Data under study:
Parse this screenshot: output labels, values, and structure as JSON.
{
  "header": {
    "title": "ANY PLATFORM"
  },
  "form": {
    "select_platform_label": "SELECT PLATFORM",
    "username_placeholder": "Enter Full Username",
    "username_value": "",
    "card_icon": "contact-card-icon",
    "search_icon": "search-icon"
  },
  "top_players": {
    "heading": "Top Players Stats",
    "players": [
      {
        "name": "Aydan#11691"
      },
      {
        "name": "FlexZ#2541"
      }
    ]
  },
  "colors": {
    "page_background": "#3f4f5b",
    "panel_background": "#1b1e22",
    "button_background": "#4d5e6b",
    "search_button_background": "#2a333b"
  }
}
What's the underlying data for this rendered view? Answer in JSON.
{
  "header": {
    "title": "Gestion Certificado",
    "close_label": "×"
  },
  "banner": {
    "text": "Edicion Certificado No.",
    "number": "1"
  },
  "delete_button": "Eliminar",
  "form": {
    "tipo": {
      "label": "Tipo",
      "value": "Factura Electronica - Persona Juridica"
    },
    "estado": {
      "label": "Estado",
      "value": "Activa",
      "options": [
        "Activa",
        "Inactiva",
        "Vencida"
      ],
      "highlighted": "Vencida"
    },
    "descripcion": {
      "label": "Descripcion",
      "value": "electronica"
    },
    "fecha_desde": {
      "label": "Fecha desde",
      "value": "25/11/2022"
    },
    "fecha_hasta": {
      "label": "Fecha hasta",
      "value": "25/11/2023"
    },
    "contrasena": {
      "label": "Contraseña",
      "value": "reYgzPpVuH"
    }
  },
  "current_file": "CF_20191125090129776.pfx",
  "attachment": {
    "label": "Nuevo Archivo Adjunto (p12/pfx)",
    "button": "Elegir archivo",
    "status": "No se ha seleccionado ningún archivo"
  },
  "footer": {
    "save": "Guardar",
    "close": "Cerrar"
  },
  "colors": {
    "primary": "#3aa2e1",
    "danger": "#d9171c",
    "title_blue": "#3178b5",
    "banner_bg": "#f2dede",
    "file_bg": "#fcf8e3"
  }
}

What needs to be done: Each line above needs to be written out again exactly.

Task output:
Parse this screenshot: output labels, values, and structure as JSON.
{
  "header": {
    "title": "ANY PLATFORM"
  },
  "form": {
    "select_platform_label": "SELECT PLATFORM",
    "username_placeholder": "Enter Full Username",
    "username_value": "",
    "card_icon": "contact-card-icon",
    "search_icon": "search-icon"
  },
  "top_players": {
    "heading": "Top Players Stats",
    "players": [
      {
        "name": "Aydan#11691"
      },
      {
        "name": "FlexZ#2541"
      }
    ]
  },
  "colors": {
    "page_background": "#3f4f5b",
    "panel_background": "#1b1e22",
    "button_background": "#4d5e6b",
    "search_button_background": "#2a333b"
  }
}
What's the underlying data for this rendered view? Answer in JSON.
{
  "header": {
    "title": "Gestion Certificado",
    "close_label": "×"
  },
  "banner": {
    "text": "Edicion Certificado No.",
    "number": "1"
  },
  "delete_button": "Eliminar",
  "form": {
    "tipo": {
      "label": "Tipo",
      "value": "Factura Electronica - Persona Juridica"
    },
    "estado": {
      "label": "Estado",
      "value": "Activa",
      "options": [
        "Activa",
        "Inactiva",
        "Vencida"
      ],
      "highlighted": "Vencida"
    },
    "descripcion": {
      "label": "Descripcion",
      "value": "electronica"
    },
    "fecha_desde": {
      "label": "Fecha desde",
      "value": "25/11/2022"
    },
    "fecha_hasta": {
      "label": "Fecha hasta",
      "value": "25/11/2023"
    },
    "contrasena": {
      "label": "Contraseña",
      "value": "reYgzPpVuH"
    }
  },
  "current_file": "CF_20191125090129776.pfx",
  "attachment": {
    "label": "Nuevo Archivo Adjunto (p12/pfx)",
    "button": "Elegir archivo",
    "status": "No se ha seleccionado ningún archivo"
  },
  "footer": {
    "save": "Guardar",
    "close": "Cerrar"
  },
  "colors": {
    "primary": "#3aa2e1",
    "danger": "#d9171c",
    "title_blue": "#3178b5",
    "banner_bg": "#f2dede",
    "file_bg": "#fcf8e3"
  }
}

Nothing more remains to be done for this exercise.